!! For this special feature you have three days to respond, instead of five as the regular prompts !!
Dear Haijin, visitors and travelers,
Last week I started with Namasté, the spiritual way, a new feature here at CDHK in which I love to explore the spiritual side of haiku and tanka. As you all know one of the classical rules of haiku is that there has to be in some way a deeper meaning in haiku (and tanka). That deeper meaning is mostly based on Zen Buddhism, but in my opinion it's not necessary to bring that Zen Buddhism into your haiku, it can also be a Hindu meaning, a Christian or Muslim meaning, because I think that haiku has no boundaries towards religions and spiritual beliefs. In my opinion all religions and spiritual beliefs are One ... There are a lot of similarities between religions and spiritual beliefs and in my opinion we are all in a way part of God, Great Spirit, Higher Self or what ever name you give it.
Being part of God, made of "god-stuff" as I explained last week in the first episode of "Namasté", makes us one.
Last month we were on a pilgrimage to Santiago De Compostela, but that wasn't our first pilgrimage here. Back in 2014 we were on a pilgrimage straight through the former USSR with the Trans Siberian Rail Road and we went on a pilgrimage along the 88 temples on Shikoku Island, see also our regular episode of today, and I hope to do another (virtual) pilgrimage later this year.
This episode of "Namasté" is titled pilgrimage and I think that it fits the "Namasté" theme, because we saw what Namasté menas last week.
This week I love to go on an inner pilgrimage, I am not going to explain how our body works, we are not going to visit or intestines ...
Fredrick Franck, a philosopher, writer, painter and renown as "The Renaissance Man" and a fellow Dutchman, has once said:
[...] “That I speak here of art as a Way, gives away that I see the way of the artist as a kind of pilgrimage. When you go on a pilgrimage, you set out from where you happen to be and start walking toward a place of great sanctity in the hope of returning from it renewed, enriched and sanctified.
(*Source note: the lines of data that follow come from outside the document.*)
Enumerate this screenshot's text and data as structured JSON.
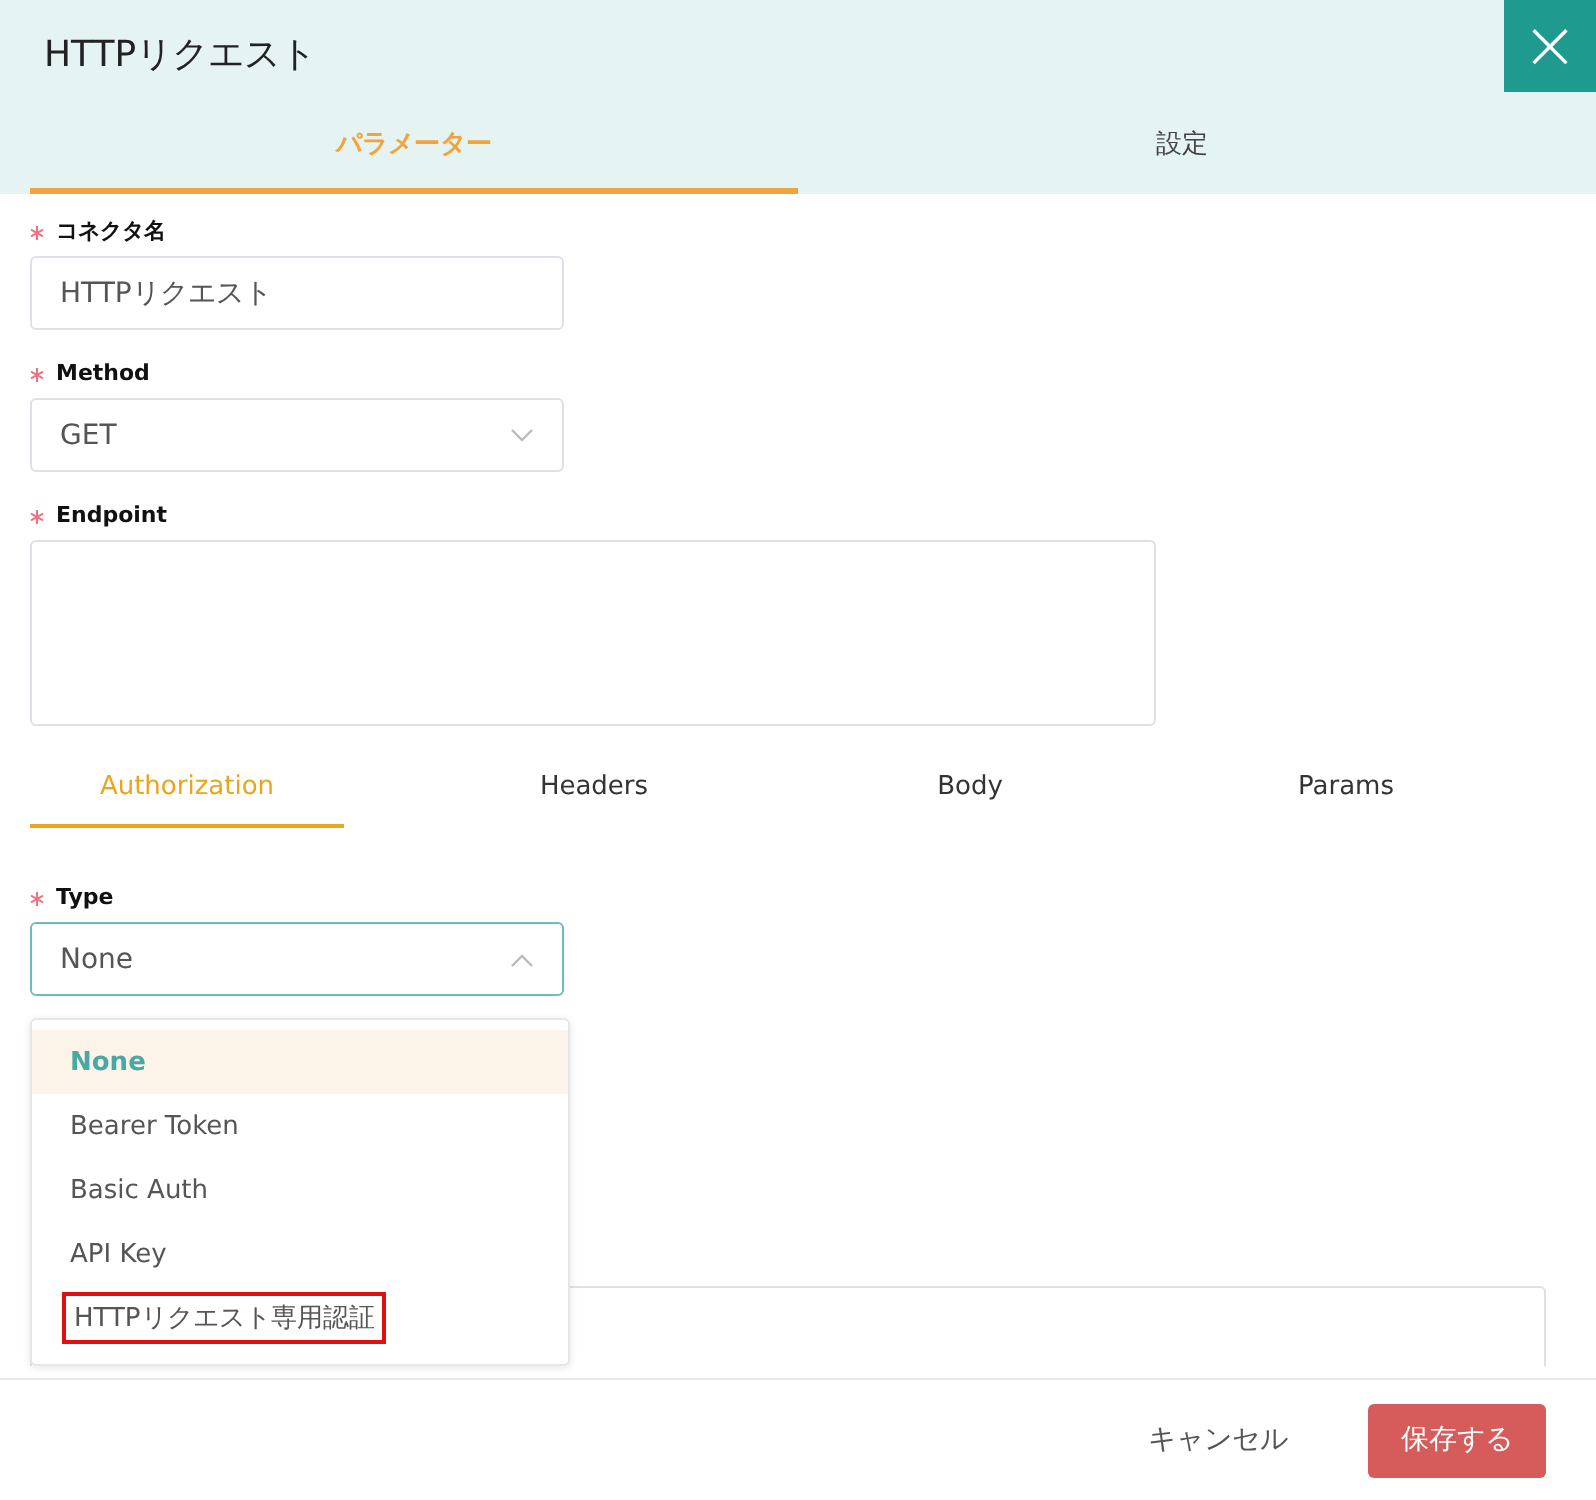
{
  "dialog": {
    "title": "HTTPリクエスト",
    "close": "×"
  },
  "tabs": [
    {
      "label": "パラメーター",
      "selected": true
    },
    {
      "label": "設定",
      "selected": false
    }
  ],
  "fields": [
    {
      "kind": "text",
      "label": "コネクタ名",
      "required": true,
      "value": "HTTPリクエスト"
    },
    {
      "kind": "select",
      "label": "Method",
      "required": true,
      "value": "GET"
    },
    {
      "kind": "textarea",
      "label": "Endpoint",
      "required": true
    }
  ],
  "subtabs": [
    {
      "label": "Authorization",
      "selected": true
    },
    {
      "label": "Headers",
      "selected": false
    },
    {
      "label": "Body",
      "selected": false
    },
    {
      "label": "Params",
      "selected": false
    }
  ],
  "type_field": {
    "label": "Type",
    "required": true,
    "value": "None",
    "expanded": true
  },
  "dropdown": [
    {
      "label": "None",
      "selected": true,
      "highlighted": false
    },
    {
      "label": "Bearer Token",
      "selected": false,
      "highlighted": false
    },
    {
      "label": "Basic Auth",
      "selected": false,
      "highlighted": false
    },
    {
      "label": "API Key",
      "selected": false,
      "highlighted": false
    },
    {
      "label": "HTTPリクエスト専用認証",
      "selected": false,
      "highlighted": true
    }
  ],
  "footer": {
    "cancel": "キャンセル",
    "save": "保存する"
  }
}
However far you may walk, every pilgrimage is a safari into your own dark interior, an inner journey.” [...]
the fragile beauty of clouds
a broken rose